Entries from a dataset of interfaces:
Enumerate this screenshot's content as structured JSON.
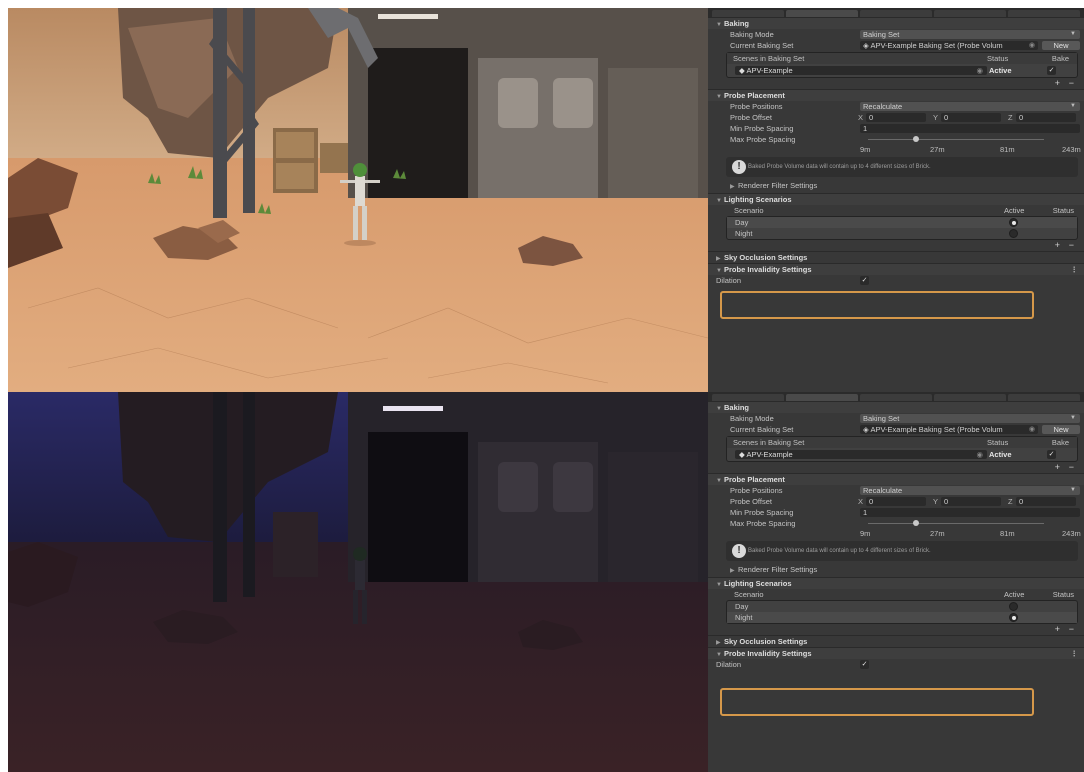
{
  "panels": [
    {
      "id": "day",
      "baking": {
        "section_title": "Baking",
        "baking_mode_label": "Baking Mode",
        "baking_mode_value": "Baking Set",
        "current_set_label": "Current Baking Set",
        "current_set_value": "APV-Example Baking Set (Probe Volum",
        "new_button": "New",
        "scenes_header": "Scenes in Baking Set",
        "status_header": "Status",
        "bake_header": "Bake",
        "scene_name": "APV-Example",
        "scene_status": "Active"
      },
      "probe_placement": {
        "section_title": "Probe Placement",
        "positions_label": "Probe Positions",
        "positions_value": "Recalculate",
        "offset_label": "Probe Offset",
        "offset_x": "0",
        "offset_y": "0",
        "offset_z": "0",
        "min_spacing_label": "Min Probe Spacing",
        "min_spacing_value": "1",
        "max_spacing_label": "Max Probe Spacing",
        "ticks": [
          "9m",
          "27m",
          "81m",
          "243m"
        ],
        "max_spacing_level": 0.27,
        "help_text": "Baked Probe Volume data will contain up to 4 different sizes of Brick."
      },
      "renderer_filter": "Renderer Filter Settings",
      "lighting": {
        "section_title": "Lighting Scenarios",
        "scenario_header": "Scenario",
        "active_header": "Active",
        "status_header": "Status",
        "scenarios": [
          "Day",
          "Night"
        ],
        "active_index": 0
      },
      "sky_occlusion": "Sky Occlusion Settings",
      "probe_invalidity": "Probe Invalidity Settings",
      "dilation_label": "Dilation"
    },
    {
      "id": "night",
      "baking": {
        "section_title": "Baking",
        "baking_mode_label": "Baking Mode",
        "baking_mode_value": "Baking Set",
        "current_set_label": "Current Baking Set",
        "current_set_value": "APV-Example Baking Set (Probe Volum",
        "new_button": "New",
        "scenes_header": "Scenes in Baking Set",
        "status_header": "Status",
        "bake_header": "Bake",
        "scene_name": "APV-Example",
        "scene_status": "Active"
      },
      "probe_placement": {
        "section_title": "Probe Placement",
        "positions_label": "Probe Positions",
        "positions_value": "Recalculate",
        "offset_label": "Probe Offset",
        "offset_x": "0",
        "offset_y": "0",
        "offset_z": "0",
        "min_spacing_label": "Min Probe Spacing",
        "min_spacing_value": "1",
        "max_spacing_label": "Max Probe Spacing",
        "ticks": [
          "9m",
          "27m",
          "81m",
          "243m"
        ],
        "max_spacing_level": 0.27,
        "help_text": "Baked Probe Volume data will contain up to 4 different sizes of Brick."
      },
      "renderer_filter": "Renderer Filter Settings",
      "lighting": {
        "section_title": "Lighting Scenarios",
        "scenario_header": "Scenario",
        "active_header": "Active",
        "status_header": "Status",
        "scenarios": [
          "Day",
          "Night"
        ],
        "active_index": 1
      },
      "sky_occlusion": "Sky Occlusion Settings",
      "probe_invalidity": "Probe Invalidity Settings",
      "dilation_label": "Dilation"
    }
  ],
  "colors": {
    "highlight": "#d5984a",
    "inspector_bg": "#383838",
    "day_sky": "#c9a57e",
    "night_sky": "#1e1d3a"
  }
}
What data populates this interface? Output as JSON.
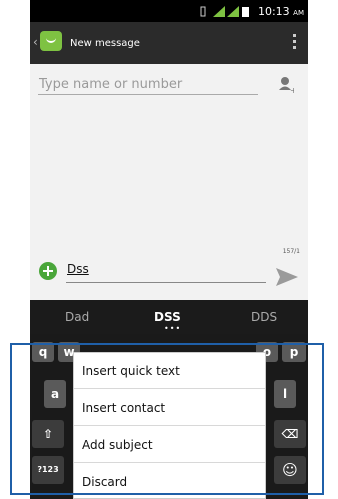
{
  "status_bar": {
    "time": "10:13",
    "ampm": "AM"
  },
  "action_bar": {
    "title": "New message"
  },
  "compose": {
    "recipient_placeholder": "Type name or number"
  },
  "message": {
    "counter": "157/1",
    "text": "Dss"
  },
  "suggestions": [
    "Dad",
    "DSS",
    "DDS"
  ],
  "keyboard": {
    "keys": {
      "q": "q",
      "w": "w",
      "p1": "o",
      "p2": "p",
      "a": "a",
      "l": "l",
      "shift": "⇧",
      "backspace": "⌫",
      "sym": "?123",
      "smiley": "☺"
    }
  },
  "popup_menu": {
    "items": [
      "Insert quick text",
      "Insert contact",
      "Add subject",
      "Discard"
    ]
  },
  "colors": {
    "accent_green": "#7ec242",
    "highlight_blue": "#1f5fa8"
  }
}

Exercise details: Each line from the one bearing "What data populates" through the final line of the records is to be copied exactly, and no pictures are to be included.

Written reply:
What data populates this interface? Output as JSON.
{
  "status_bar": {
    "time": "10:13",
    "ampm": "AM"
  },
  "action_bar": {
    "title": "New message"
  },
  "compose": {
    "recipient_placeholder": "Type name or number"
  },
  "message": {
    "counter": "157/1",
    "text": "Dss"
  },
  "suggestions": [
    "Dad",
    "DSS",
    "DDS"
  ],
  "keyboard": {
    "keys": {
      "q": "q",
      "w": "w",
      "p1": "o",
      "p2": "p",
      "a": "a",
      "l": "l",
      "shift": "⇧",
      "backspace": "⌫",
      "sym": "?123",
      "smiley": "☺"
    }
  },
  "popup_menu": {
    "items": [
      "Insert quick text",
      "Insert contact",
      "Add subject",
      "Discard"
    ]
  },
  "colors": {
    "accent_green": "#7ec242",
    "highlight_blue": "#1f5fa8"
  }
}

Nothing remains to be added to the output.